Mr. NELLIS. Are these investigators paid by the company that is seeking the information from the clinical trials?
Dr. SPEIR. Some of them. The drug is certainly supplied to them. They are not paid in the sense, I believe, that you are asking the question.
Mr. MURPHY. Doctor, you say that you tested this clinically before you released the drug on the market?
Dr. SPEIR. This is required by the FDA.
Mr. MURPHY. I understand that. But is there any continuity to that testing, as you say this was about in 1966, the early 1960's!
Dr. SPEIR. Yes, sir.

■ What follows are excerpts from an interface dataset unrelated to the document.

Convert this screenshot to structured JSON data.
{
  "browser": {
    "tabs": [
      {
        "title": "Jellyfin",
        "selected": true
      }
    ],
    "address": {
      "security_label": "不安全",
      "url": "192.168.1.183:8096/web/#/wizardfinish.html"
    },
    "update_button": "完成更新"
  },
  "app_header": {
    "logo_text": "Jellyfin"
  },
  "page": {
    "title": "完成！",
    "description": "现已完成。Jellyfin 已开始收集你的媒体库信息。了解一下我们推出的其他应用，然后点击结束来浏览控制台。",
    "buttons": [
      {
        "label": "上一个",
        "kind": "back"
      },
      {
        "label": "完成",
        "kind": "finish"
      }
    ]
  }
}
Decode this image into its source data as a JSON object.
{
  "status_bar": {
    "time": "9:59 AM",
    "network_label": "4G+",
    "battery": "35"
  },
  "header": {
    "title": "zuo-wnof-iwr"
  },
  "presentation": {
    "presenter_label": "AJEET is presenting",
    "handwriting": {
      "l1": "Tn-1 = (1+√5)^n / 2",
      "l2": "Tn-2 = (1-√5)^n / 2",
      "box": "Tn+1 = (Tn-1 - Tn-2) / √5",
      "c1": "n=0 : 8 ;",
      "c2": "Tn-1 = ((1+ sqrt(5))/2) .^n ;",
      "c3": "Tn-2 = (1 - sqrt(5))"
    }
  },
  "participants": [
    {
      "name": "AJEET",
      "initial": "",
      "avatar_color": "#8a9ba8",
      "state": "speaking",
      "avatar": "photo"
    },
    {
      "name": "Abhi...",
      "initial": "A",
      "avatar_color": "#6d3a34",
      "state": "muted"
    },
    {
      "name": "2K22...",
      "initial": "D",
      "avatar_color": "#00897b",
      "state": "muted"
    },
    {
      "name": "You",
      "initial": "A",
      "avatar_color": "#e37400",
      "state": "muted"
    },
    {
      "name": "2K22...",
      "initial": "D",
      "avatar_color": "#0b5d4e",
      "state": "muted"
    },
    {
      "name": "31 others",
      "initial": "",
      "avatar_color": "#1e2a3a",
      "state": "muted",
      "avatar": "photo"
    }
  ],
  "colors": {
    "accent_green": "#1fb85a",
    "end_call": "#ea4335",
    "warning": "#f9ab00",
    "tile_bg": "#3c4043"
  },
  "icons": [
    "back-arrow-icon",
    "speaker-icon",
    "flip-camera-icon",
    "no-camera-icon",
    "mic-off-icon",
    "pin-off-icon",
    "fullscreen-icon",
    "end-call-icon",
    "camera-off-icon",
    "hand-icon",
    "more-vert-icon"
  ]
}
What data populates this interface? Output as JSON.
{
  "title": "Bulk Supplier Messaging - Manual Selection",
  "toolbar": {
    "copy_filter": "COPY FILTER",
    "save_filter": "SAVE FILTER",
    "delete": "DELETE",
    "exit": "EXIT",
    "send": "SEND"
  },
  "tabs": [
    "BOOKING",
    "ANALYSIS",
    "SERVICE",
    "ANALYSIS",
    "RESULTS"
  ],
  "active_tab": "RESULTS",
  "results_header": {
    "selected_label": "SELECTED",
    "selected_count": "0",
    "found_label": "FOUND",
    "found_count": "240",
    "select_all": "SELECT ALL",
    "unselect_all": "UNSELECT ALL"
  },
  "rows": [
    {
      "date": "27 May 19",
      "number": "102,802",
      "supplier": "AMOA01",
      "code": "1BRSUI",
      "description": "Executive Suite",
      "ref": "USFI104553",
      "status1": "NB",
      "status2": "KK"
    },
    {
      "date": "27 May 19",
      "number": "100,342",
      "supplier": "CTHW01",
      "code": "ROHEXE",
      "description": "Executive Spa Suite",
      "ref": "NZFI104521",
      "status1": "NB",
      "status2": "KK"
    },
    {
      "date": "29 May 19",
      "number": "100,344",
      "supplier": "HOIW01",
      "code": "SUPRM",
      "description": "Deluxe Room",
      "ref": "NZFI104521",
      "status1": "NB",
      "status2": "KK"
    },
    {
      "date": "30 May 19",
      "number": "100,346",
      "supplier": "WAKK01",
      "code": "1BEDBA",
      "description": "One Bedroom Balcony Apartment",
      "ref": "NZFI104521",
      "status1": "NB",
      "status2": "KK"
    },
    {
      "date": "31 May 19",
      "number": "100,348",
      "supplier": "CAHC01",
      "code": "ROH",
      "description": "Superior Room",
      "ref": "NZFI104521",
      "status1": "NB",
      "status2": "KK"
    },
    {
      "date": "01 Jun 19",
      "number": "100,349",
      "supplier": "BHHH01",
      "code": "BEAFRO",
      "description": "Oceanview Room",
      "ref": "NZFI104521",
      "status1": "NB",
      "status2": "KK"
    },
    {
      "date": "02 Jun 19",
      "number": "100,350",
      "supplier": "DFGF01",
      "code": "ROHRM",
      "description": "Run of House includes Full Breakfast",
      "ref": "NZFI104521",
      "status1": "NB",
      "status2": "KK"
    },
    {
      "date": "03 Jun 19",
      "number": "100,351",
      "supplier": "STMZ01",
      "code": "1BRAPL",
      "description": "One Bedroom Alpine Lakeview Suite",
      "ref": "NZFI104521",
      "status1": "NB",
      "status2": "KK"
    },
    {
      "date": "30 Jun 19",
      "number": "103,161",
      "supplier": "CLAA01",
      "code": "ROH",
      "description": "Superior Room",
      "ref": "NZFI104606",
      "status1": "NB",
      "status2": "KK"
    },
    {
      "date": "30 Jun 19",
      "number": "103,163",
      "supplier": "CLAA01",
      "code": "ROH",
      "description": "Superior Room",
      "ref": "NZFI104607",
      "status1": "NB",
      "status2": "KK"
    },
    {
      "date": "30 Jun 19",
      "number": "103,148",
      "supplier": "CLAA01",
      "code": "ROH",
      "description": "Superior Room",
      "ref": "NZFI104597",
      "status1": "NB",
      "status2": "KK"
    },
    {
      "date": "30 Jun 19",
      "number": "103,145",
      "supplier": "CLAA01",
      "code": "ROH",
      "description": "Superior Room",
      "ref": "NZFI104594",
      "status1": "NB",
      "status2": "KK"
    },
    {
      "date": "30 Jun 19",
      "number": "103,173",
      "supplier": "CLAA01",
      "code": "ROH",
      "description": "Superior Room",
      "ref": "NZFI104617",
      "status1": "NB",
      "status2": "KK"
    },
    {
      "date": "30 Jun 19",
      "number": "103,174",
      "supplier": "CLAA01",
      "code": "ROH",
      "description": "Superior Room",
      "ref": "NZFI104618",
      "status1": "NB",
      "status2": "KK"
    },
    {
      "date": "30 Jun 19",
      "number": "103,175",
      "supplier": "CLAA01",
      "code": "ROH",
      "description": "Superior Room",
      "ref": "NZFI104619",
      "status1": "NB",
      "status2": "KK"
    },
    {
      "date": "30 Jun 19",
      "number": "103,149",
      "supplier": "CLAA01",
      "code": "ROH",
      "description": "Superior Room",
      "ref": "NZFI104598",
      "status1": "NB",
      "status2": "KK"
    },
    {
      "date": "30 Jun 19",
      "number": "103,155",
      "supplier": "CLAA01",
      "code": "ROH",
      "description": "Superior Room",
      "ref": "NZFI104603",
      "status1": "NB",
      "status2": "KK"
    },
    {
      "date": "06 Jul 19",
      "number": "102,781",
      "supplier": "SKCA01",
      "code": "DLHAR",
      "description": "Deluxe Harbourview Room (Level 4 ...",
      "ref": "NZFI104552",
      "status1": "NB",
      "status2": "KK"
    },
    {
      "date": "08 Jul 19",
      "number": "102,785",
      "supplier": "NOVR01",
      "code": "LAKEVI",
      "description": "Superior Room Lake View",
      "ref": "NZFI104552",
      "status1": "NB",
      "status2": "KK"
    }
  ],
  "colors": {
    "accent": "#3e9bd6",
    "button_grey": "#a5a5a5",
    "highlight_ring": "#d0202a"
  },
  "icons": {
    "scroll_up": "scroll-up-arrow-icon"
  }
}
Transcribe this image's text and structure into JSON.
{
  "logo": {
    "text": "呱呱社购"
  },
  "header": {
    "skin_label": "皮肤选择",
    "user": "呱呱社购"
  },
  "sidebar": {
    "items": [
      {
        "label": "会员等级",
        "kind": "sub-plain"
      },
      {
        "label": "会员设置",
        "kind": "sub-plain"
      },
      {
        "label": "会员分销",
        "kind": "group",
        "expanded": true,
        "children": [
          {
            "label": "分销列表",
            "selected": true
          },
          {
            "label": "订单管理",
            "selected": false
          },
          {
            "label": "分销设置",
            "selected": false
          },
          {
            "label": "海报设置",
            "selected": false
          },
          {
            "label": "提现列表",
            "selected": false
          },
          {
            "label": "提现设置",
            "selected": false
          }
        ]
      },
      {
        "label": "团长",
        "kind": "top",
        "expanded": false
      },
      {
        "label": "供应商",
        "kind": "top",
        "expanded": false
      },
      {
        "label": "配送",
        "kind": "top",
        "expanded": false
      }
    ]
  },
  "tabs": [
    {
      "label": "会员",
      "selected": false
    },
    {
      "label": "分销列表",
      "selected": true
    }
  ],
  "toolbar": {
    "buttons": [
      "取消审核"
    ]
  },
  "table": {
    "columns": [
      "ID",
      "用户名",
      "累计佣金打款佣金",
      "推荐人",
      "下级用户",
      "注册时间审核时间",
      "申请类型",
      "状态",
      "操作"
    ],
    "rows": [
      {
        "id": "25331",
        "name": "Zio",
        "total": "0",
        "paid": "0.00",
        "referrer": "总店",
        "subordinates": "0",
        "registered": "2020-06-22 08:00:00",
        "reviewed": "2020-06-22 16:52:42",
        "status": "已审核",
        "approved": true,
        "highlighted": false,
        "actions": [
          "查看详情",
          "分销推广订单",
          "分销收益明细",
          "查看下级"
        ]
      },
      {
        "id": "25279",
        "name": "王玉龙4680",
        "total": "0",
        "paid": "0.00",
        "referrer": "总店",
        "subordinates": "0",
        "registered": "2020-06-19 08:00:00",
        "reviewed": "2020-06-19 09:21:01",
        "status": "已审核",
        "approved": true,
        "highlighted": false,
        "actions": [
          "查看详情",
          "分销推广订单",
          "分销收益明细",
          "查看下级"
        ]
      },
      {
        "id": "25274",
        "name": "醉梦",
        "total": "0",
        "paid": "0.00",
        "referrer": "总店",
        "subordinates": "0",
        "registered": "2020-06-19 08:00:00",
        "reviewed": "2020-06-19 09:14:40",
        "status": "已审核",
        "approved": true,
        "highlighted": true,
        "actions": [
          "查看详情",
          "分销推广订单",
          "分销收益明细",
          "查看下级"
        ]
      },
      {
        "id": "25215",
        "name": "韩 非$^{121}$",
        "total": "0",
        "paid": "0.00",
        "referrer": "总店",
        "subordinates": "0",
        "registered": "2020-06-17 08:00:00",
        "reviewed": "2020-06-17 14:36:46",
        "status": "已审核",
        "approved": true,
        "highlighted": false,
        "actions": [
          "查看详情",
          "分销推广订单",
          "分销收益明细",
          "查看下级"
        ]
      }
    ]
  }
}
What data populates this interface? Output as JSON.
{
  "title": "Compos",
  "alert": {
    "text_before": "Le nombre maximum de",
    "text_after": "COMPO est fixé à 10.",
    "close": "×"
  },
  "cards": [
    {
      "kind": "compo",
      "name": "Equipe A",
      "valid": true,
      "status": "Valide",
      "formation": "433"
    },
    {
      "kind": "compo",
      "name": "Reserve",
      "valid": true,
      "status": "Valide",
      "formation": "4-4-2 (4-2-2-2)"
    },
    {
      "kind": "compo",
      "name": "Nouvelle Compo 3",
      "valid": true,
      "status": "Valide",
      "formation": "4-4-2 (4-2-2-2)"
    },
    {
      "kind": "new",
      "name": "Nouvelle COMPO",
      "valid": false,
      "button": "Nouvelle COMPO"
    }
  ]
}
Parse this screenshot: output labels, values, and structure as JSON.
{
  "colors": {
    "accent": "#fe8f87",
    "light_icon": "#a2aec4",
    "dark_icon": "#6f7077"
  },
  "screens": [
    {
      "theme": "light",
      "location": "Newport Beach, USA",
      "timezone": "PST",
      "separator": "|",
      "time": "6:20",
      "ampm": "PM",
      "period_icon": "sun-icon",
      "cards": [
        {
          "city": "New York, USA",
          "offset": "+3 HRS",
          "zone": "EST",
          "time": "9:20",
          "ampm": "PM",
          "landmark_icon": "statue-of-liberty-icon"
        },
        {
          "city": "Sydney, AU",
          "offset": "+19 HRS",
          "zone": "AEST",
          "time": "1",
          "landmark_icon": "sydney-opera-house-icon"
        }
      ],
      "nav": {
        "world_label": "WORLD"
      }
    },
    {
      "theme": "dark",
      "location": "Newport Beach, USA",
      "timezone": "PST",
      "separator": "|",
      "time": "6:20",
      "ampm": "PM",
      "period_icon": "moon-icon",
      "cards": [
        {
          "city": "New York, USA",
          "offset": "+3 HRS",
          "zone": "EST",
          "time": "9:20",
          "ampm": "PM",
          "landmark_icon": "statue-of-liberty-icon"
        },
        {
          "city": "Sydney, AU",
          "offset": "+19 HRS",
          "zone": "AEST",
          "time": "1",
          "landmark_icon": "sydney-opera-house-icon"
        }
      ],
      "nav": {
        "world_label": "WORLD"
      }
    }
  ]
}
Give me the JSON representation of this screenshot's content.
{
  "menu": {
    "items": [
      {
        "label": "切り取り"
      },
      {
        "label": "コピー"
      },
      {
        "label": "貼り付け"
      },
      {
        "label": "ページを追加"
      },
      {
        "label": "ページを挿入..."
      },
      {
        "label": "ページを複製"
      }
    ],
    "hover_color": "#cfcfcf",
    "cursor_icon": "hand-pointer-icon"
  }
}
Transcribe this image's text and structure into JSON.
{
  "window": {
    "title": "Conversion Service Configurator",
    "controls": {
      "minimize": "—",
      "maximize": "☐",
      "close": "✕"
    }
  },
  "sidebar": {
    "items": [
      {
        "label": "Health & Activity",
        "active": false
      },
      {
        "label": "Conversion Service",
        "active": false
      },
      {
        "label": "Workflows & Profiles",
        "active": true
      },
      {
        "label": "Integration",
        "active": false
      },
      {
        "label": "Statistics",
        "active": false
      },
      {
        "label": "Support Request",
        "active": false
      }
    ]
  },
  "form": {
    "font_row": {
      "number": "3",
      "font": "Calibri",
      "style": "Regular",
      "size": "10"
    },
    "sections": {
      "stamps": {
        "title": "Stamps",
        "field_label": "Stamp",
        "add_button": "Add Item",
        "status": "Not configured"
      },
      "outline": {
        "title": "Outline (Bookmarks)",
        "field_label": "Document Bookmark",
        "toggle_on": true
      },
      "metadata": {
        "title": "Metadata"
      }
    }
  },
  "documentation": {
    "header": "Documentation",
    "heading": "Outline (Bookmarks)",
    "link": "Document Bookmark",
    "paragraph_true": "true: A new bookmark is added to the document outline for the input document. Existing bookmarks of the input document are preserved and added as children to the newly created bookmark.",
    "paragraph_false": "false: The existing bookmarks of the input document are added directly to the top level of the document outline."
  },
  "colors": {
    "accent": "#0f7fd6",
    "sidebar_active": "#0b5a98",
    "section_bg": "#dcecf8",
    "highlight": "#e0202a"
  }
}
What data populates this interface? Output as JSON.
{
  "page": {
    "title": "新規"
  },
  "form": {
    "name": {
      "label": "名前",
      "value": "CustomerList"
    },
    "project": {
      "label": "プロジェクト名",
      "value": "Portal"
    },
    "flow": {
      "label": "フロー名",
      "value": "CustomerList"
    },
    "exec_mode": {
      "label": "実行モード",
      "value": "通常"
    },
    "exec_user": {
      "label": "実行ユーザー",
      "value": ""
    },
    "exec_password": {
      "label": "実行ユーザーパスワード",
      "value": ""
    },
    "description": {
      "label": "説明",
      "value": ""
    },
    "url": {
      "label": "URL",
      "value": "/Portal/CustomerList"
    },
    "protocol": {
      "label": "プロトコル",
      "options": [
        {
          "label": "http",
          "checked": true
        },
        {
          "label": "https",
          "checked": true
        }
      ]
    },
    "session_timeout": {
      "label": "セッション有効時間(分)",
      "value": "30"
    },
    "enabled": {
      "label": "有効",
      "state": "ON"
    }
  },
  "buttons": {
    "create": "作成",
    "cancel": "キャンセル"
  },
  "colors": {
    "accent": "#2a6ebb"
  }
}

Dr. SPEIR. It was apparent by the late 1960's and early 1970's that there was an abuse potential.
Mr. MURPHY. What does your company do? Does it keep testing, monitoring the drug ?
Dr. SPEIR. I am going to address myself to that.
Mr. MURPHY. I didn't mean to interrupt you. Go ahead. Continue with your statement.
Dr. SPEIR. A third pertinent study that I would like to point out to you was done here in Chicago in the early 1970's. The question came up, maybe it is not a problem in the laboratory or these very closely supervised hospital situations, but what happens if you have narcotics addicts who are given access to Pentazocine?